→ Task statement:
Please return every line below that contains the string "preview".

--- The records Enclosed Below ---

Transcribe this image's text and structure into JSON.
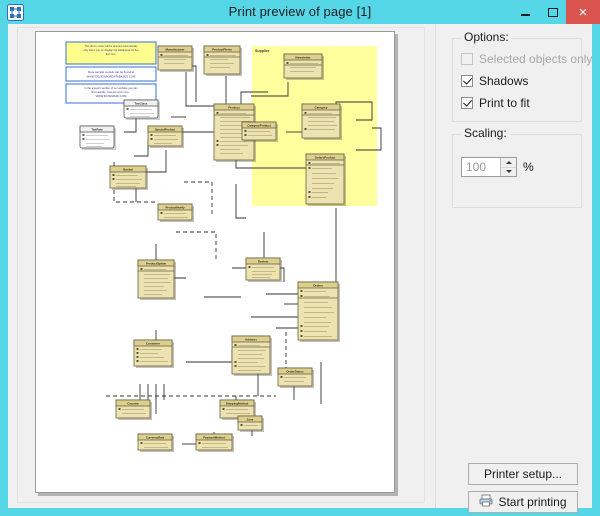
{
  "window": {
    "title": "Print preview of page [1]",
    "app_icon": "diagram-app-icon",
    "minimize_label": "–",
    "maximize_label": "□",
    "close_label": "×",
    "close_color": "#d9534f",
    "titlebar_color": "#56d7e8"
  },
  "options": {
    "group_title": "Options:",
    "items": [
      {
        "label": "Selected objects only",
        "checked": false,
        "enabled": false
      },
      {
        "label": "Shadows",
        "checked": true,
        "enabled": true
      },
      {
        "label": "Print to fit",
        "checked": true,
        "enabled": true
      }
    ]
  },
  "scaling": {
    "group_title": "Scaling:",
    "value": "100",
    "unit": "%",
    "spin_up": "▲",
    "spin_down": "▼"
  },
  "actions": {
    "printer_setup": "Printer setup...",
    "start_printing": "Start printing",
    "printer_icon": "printer-icon"
  },
  "preview": {
    "page_number": 1,
    "notes": [
      {
        "style": "yellow",
        "text": "This demo model will be opened automatically only when you run DeZign for Databases for the first time."
      },
      {
        "style": "white",
        "text": "More sample models can be found at WWW.DEZIGNFORDATABASES.COM"
      },
      {
        "style": "white",
        "text": "In the support section of our website you can find tutorials, how-tos and more... WWW.DATANAMIC.COM"
      }
    ],
    "highlight_label": "Supplier",
    "entities": [
      {
        "name": "Manufacturer",
        "attributes": [
          "ManufacturerID",
          "ManufacturerName",
          "Website"
        ]
      },
      {
        "name": "ProductPhoto",
        "attributes": [
          "ProductPhotoID",
          "Photo",
          "PhotoCaption",
          "ProductID"
        ]
      },
      {
        "name": "Newsletter",
        "attributes": [
          "NewsletterID",
          "NewsletterName",
          "NewsletterImage"
        ]
      },
      {
        "name": "Product",
        "attributes": [
          "ProductID",
          "ProductName",
          "ProductDescription",
          "ProductPrice",
          "ProductCost",
          "ProductQuantityInStock",
          "ManufacturerID",
          "CategoryID",
          "TaxClassID",
          "DateAdded"
        ]
      },
      {
        "name": "CategoryProduct",
        "attributes": [
          "ProductID",
          "CategoryID"
        ]
      },
      {
        "name": "Category",
        "attributes": [
          "CategoryID",
          "CategoryName",
          "CategoryImage",
          "CategoryDescription",
          "ParentCategoryID"
        ]
      },
      {
        "name": "OrdersProduct",
        "attributes": [
          "OrdersProductID",
          "OrderID",
          "ProductID",
          "ProductName",
          "ProductPrice",
          "ProductTax",
          "Quantity",
          "Total"
        ]
      },
      {
        "name": "TaxRate",
        "attributes": [
          "TaxRateID",
          "TaxClassID",
          "TaxRate",
          "ZoneID"
        ]
      },
      {
        "name": "TaxClass",
        "attributes": [
          "TaxClassID",
          "TaxClassName",
          "TaxClassDescription"
        ]
      },
      {
        "name": "SpecialProduct",
        "attributes": [
          "ProductID",
          "SpecialPrice",
          "SpecialStartDate",
          "SpecialEndDate"
        ]
      },
      {
        "name": "Review",
        "attributes": [
          "ReviewID",
          "ProductID",
          "CustomerID",
          "ReviewText",
          "Rating",
          "DateAdded"
        ]
      },
      {
        "name": "ProductOption",
        "attributes": [
          "ProductOptionID",
          "ProductID",
          "OptionName",
          "OptionValue"
        ]
      },
      {
        "name": "ProductNotify",
        "attributes": [
          "ProductID",
          "CustomerID",
          "DateAdded"
        ]
      },
      {
        "name": "Basket",
        "attributes": [
          "BasketID",
          "CustomerID",
          "ProductID",
          "Quantity",
          "DateAdded"
        ]
      },
      {
        "name": "Orders",
        "attributes": [
          "OrderID",
          "CustomerID",
          "Address",
          "ShipName",
          "ShipAddress",
          "ShipCity",
          "ShipCountry",
          "OrderDate",
          "ShippedDate",
          "OrderStatusID"
        ]
      },
      {
        "name": "Customer",
        "attributes": [
          "CustomerID",
          "FirstName",
          "LastName",
          "EmailAddress",
          "Password",
          "Phone",
          "DateJoined"
        ]
      },
      {
        "name": "Address",
        "attributes": [
          "AddressID",
          "CustomerID",
          "AddressLine1",
          "AddressLine2",
          "City",
          "PostalCode",
          "CountryID",
          "AddressType"
        ]
      },
      {
        "name": "Country",
        "attributes": [
          "CountryID",
          "CountryName"
        ]
      },
      {
        "name": "Zone",
        "attributes": [
          "ZoneID",
          "ZoneName",
          "CountryID"
        ]
      },
      {
        "name": "OrderStatus",
        "attributes": [
          "OrderStatusID",
          "OrderStatusName"
        ]
      },
      {
        "name": "CurrencyRate",
        "attributes": [
          "CurrencyID",
          "CurrencyName",
          "ExchangeRate"
        ]
      },
      {
        "name": "PaymentMethod",
        "attributes": [
          "PaymentMethodID",
          "PaymentMethodName",
          "Description"
        ]
      },
      {
        "name": "ShippingMethod",
        "attributes": [
          "ShippingMethodID",
          "ShippingMethodName",
          "ShippingCost"
        ]
      },
      {
        "name": "Newsletter2",
        "attributes": [
          "NewsletterID",
          "CustomerID"
        ]
      }
    ]
  }
}
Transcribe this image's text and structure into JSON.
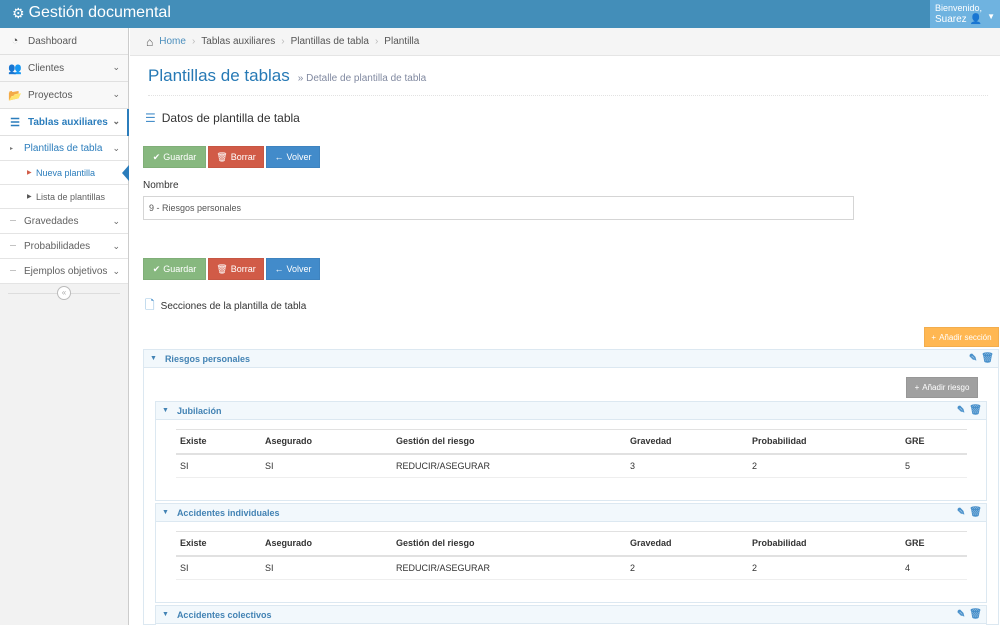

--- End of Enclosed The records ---

→ Result below:
    "title": "Print preview of page [1]",
  "preview": {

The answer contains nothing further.